Task description: Would you repeat every line below exactly, please?
(Beginning of Material provided)
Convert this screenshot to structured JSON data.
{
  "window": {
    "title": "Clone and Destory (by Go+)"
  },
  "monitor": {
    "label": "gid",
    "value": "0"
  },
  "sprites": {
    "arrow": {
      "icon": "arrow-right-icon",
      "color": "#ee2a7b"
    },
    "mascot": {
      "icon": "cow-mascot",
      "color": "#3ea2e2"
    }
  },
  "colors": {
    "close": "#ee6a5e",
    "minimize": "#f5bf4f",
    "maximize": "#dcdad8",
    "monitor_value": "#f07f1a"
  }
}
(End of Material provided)
Problem solution:
Convert this screenshot to structured JSON data.
{
  "window": {
    "title": "Clone and Destory (by Go+)"
  },
  "monitor": {
    "label": "gid",
    "value": "0"
  },
  "sprites": {
    "arrow": {
      "icon": "arrow-right-icon",
      "color": "#ee2a7b"
    },
    "mascot": {
      "icon": "cow-mascot",
      "color": "#3ea2e2"
    }
  },
  "colors": {
    "close": "#ee6a5e",
    "minimize": "#f5bf4f",
    "maximize": "#dcdad8",
    "monitor_value": "#f07f1a"
  }
}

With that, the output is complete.